--- START ---

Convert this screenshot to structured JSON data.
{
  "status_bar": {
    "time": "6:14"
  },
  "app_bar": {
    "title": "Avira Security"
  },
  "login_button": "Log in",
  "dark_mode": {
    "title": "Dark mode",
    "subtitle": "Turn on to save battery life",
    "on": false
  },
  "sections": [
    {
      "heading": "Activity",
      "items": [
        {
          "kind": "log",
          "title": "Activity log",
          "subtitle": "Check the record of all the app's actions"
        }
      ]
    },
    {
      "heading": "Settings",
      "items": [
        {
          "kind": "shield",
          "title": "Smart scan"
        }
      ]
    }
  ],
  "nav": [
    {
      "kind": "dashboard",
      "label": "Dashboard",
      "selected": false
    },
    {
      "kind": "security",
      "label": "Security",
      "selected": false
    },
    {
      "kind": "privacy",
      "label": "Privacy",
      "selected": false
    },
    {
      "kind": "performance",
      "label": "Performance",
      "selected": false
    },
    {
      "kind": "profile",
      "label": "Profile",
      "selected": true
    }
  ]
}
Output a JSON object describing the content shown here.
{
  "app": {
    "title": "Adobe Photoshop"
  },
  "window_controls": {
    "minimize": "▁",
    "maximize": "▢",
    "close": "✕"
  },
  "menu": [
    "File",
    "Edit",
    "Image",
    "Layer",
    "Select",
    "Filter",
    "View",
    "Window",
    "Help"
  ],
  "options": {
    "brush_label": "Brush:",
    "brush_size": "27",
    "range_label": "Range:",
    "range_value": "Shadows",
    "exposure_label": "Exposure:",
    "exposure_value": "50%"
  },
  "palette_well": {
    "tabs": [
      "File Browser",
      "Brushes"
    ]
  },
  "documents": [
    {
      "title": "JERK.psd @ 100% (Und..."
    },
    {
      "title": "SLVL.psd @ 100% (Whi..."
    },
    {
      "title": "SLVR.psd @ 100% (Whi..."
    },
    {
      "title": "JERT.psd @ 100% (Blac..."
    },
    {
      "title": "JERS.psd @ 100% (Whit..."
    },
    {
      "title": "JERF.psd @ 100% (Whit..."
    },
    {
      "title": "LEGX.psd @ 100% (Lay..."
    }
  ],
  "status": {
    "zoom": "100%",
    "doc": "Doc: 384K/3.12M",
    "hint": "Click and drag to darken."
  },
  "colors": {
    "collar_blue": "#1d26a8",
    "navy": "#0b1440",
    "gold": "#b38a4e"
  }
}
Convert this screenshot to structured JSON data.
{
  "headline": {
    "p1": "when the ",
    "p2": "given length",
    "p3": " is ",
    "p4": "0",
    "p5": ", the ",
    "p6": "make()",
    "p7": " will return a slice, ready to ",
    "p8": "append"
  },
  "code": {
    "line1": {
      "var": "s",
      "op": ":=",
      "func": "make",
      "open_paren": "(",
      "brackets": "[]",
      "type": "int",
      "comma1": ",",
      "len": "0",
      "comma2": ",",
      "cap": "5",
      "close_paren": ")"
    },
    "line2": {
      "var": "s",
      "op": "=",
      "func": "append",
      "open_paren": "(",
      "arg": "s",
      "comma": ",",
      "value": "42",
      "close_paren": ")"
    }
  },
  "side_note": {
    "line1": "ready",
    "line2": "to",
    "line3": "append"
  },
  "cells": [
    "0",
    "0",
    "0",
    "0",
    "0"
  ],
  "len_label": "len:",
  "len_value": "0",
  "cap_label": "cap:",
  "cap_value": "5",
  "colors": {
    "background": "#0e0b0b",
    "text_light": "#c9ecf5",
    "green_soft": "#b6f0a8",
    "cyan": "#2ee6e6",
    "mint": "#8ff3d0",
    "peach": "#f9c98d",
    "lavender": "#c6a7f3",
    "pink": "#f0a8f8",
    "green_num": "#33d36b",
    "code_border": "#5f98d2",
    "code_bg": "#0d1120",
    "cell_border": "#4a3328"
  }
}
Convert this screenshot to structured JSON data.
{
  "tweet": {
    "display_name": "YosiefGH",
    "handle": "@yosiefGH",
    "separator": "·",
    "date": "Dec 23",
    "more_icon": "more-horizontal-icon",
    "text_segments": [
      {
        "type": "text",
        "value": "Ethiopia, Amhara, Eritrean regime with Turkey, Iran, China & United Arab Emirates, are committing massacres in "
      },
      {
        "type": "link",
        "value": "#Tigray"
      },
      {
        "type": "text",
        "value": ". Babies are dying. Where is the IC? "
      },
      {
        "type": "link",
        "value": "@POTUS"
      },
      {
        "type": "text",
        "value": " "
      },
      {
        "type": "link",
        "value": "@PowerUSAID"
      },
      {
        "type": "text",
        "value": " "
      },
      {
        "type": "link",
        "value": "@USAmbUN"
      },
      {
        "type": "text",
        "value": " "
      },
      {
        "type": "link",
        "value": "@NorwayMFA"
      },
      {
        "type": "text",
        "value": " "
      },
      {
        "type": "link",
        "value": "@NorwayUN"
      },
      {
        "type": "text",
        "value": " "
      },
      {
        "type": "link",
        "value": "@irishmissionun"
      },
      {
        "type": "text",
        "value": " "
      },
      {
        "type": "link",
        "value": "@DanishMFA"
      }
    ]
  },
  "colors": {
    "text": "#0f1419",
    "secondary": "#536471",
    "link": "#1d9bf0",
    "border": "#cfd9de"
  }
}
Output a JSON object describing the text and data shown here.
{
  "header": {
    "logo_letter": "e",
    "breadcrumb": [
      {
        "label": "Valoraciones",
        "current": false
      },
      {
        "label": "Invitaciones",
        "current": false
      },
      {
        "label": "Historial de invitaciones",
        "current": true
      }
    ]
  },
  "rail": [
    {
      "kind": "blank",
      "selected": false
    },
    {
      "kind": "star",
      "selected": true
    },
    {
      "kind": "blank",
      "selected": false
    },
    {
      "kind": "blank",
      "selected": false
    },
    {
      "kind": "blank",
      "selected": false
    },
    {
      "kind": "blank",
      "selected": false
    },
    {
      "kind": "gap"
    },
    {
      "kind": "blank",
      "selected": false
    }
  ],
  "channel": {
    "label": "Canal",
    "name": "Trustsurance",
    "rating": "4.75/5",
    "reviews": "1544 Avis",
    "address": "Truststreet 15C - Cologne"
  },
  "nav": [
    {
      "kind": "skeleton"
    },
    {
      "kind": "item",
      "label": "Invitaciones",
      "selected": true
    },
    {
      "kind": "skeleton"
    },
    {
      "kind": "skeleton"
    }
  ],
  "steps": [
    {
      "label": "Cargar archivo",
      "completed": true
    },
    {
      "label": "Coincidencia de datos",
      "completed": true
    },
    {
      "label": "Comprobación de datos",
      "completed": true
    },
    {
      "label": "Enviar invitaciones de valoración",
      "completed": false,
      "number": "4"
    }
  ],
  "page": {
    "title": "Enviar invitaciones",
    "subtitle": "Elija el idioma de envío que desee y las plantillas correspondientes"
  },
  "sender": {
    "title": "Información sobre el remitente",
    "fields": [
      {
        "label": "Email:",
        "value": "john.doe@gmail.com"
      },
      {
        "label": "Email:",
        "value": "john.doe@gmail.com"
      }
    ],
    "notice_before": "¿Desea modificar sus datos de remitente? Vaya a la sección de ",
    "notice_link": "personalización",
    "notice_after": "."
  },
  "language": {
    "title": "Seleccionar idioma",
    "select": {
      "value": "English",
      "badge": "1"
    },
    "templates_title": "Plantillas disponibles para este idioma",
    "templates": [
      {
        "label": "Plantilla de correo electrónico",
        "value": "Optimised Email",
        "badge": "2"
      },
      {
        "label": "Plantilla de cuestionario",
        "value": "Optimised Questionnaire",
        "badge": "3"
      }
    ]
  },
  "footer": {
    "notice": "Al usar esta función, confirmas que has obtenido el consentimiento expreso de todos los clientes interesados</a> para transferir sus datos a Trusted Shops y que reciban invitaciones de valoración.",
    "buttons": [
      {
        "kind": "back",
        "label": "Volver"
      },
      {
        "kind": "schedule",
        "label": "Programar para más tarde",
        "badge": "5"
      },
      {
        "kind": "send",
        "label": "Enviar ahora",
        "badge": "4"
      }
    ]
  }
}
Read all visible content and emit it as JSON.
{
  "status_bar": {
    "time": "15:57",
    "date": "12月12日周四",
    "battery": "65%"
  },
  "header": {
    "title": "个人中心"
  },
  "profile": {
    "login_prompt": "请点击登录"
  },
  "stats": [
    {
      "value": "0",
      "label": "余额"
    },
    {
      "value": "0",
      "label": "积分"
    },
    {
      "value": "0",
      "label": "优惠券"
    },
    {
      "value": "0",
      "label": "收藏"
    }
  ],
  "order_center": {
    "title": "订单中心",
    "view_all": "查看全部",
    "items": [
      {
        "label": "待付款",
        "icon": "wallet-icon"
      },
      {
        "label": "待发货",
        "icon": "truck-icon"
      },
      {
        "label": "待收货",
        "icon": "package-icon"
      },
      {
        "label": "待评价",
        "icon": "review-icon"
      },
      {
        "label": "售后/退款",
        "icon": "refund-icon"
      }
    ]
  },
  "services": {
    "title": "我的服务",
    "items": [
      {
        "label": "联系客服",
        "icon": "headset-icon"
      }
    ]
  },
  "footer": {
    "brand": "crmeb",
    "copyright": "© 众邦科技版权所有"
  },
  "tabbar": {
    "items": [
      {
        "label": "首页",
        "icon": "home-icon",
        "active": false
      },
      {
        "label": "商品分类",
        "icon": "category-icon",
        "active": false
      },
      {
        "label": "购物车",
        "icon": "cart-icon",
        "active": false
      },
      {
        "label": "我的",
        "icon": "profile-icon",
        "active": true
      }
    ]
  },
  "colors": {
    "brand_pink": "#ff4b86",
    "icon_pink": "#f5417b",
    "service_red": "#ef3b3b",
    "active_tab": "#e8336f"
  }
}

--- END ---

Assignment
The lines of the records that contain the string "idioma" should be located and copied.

Solution to this task
    "subtitle": "Elija el idioma de envío que desee y las plantillas correspondientes"
    "title": "Seleccionar idioma",
    "templates_title": "Plantillas disponibles para este idioma",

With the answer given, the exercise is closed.